### What to work on
Scan the records for the string "this"; copy each line where it occurs.

[Interface dataset entries]
--- START ---

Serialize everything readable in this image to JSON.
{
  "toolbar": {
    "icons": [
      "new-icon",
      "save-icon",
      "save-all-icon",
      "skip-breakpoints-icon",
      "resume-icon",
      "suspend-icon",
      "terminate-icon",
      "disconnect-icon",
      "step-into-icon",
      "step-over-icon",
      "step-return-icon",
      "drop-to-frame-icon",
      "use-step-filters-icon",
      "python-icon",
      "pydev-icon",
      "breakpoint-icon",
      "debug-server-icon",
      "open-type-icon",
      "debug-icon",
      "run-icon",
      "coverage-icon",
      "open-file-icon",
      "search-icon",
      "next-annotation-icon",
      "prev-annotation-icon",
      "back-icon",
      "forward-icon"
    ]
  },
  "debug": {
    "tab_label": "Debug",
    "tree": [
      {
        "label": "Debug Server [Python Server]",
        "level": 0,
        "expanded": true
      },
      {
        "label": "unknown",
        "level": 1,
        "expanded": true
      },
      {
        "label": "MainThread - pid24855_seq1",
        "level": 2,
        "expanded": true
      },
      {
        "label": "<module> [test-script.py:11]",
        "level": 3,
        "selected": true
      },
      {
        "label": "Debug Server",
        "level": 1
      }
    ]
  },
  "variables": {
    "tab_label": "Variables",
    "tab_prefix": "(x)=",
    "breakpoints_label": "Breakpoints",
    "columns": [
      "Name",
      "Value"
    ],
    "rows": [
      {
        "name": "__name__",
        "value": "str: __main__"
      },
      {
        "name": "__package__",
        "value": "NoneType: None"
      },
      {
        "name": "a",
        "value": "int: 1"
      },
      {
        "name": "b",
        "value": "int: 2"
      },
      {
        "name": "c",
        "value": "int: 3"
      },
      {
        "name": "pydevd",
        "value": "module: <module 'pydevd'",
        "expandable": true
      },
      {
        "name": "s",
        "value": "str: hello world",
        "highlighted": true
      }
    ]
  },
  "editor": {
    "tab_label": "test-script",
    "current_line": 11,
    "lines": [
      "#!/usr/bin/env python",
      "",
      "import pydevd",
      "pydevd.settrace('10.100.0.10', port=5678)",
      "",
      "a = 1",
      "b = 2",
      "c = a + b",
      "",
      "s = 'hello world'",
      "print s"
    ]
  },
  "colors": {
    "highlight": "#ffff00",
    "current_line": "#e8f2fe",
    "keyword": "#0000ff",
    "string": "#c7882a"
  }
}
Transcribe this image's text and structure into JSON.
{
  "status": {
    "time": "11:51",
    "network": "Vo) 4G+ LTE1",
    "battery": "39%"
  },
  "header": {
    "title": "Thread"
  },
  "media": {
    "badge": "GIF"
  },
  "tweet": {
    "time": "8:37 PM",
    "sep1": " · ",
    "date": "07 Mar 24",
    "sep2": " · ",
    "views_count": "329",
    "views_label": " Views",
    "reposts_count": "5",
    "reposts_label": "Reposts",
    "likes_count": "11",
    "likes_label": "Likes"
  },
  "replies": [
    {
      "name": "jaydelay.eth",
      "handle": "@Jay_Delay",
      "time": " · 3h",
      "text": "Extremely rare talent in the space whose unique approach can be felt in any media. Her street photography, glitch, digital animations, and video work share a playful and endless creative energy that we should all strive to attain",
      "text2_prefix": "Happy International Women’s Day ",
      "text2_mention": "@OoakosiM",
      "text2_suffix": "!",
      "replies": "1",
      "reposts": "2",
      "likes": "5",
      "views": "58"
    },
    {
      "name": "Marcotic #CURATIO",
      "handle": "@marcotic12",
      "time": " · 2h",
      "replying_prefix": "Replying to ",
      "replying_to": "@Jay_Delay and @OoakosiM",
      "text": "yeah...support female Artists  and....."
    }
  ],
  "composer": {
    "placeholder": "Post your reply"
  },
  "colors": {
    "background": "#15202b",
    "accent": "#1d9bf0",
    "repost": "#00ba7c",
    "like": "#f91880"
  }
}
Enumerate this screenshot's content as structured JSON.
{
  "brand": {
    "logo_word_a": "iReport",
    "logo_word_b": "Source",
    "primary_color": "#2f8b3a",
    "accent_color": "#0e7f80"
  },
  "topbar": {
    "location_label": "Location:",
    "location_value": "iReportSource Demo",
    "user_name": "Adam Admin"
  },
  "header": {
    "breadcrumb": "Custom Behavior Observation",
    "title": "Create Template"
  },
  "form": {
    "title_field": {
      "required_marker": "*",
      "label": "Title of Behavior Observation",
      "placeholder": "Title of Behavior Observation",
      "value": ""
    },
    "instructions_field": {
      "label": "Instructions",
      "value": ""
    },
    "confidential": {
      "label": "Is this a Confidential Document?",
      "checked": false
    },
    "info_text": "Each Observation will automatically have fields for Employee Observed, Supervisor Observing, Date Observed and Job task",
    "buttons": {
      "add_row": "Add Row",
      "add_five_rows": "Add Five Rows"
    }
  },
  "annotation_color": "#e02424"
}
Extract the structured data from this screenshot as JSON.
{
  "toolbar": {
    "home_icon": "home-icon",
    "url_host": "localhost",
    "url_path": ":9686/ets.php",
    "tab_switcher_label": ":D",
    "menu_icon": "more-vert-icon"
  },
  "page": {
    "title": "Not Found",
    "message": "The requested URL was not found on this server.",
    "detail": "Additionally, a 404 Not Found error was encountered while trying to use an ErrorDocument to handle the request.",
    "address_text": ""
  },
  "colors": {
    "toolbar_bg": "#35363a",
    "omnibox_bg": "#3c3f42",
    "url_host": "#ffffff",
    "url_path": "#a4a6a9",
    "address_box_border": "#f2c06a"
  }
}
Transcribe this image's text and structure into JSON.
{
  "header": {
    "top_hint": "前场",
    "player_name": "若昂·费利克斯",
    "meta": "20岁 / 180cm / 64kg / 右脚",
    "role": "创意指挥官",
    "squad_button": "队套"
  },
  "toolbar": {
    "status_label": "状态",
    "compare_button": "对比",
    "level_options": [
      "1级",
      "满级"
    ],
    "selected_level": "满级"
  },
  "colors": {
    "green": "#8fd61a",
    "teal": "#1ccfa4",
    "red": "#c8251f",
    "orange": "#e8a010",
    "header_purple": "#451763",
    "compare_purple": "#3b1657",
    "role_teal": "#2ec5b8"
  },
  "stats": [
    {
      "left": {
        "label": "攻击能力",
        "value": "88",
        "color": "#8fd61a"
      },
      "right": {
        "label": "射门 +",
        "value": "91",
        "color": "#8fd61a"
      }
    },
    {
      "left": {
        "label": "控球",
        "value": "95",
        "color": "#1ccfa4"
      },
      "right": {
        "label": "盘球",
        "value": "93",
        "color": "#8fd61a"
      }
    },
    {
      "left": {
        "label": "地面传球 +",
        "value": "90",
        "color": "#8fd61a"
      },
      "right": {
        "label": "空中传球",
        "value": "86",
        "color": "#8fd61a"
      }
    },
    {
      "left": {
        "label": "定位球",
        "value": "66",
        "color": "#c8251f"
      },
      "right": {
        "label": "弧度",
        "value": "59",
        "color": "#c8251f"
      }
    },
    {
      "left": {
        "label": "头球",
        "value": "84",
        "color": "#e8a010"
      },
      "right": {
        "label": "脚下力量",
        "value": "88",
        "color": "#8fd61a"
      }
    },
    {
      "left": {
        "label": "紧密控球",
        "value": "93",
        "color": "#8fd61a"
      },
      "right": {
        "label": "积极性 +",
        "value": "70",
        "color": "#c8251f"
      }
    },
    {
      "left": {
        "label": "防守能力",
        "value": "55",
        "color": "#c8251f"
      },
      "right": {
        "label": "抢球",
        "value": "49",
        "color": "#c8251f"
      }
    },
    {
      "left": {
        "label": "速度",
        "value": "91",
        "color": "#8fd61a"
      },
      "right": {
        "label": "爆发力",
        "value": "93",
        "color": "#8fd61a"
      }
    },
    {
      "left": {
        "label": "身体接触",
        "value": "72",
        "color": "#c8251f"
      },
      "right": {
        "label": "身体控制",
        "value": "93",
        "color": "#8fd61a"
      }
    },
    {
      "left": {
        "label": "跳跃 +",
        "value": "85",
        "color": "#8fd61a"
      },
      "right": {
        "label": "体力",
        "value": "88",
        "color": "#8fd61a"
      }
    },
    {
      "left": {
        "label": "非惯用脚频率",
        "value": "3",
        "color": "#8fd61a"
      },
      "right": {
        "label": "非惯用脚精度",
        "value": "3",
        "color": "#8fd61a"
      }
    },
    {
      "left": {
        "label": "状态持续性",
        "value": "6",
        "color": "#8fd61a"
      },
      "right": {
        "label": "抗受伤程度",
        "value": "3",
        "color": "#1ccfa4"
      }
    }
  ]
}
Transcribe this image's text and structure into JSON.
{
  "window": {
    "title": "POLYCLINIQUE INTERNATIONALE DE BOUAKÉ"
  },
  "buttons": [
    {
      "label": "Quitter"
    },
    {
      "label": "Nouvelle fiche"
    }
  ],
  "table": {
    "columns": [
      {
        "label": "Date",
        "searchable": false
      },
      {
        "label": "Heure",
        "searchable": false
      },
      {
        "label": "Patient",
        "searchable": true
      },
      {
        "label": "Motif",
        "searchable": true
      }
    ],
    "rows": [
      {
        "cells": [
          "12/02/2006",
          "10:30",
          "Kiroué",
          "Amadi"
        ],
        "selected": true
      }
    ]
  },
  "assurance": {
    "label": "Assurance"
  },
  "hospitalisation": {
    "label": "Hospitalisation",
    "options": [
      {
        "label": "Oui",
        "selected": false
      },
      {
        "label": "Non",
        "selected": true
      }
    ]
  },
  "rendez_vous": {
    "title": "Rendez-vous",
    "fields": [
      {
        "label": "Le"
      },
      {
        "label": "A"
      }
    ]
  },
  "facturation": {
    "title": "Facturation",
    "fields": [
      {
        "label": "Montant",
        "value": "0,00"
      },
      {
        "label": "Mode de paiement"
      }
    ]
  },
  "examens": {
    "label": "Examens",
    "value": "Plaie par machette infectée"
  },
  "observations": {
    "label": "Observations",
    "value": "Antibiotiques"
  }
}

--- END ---

### Result of the task
Serialize everything readable in this image to JSON.
Transcribe this image's text and structure into JSON.
Enumerate this screenshot's content as structured JSON.
      "label": "Is this a Confidential Document?",
Extract the structured data from this screenshot as JSON.
    "message": "The requested URL was not found on this server.",
Transcribe this image's text and structure into JSON.
Transcribe this image's text and structure into JSON.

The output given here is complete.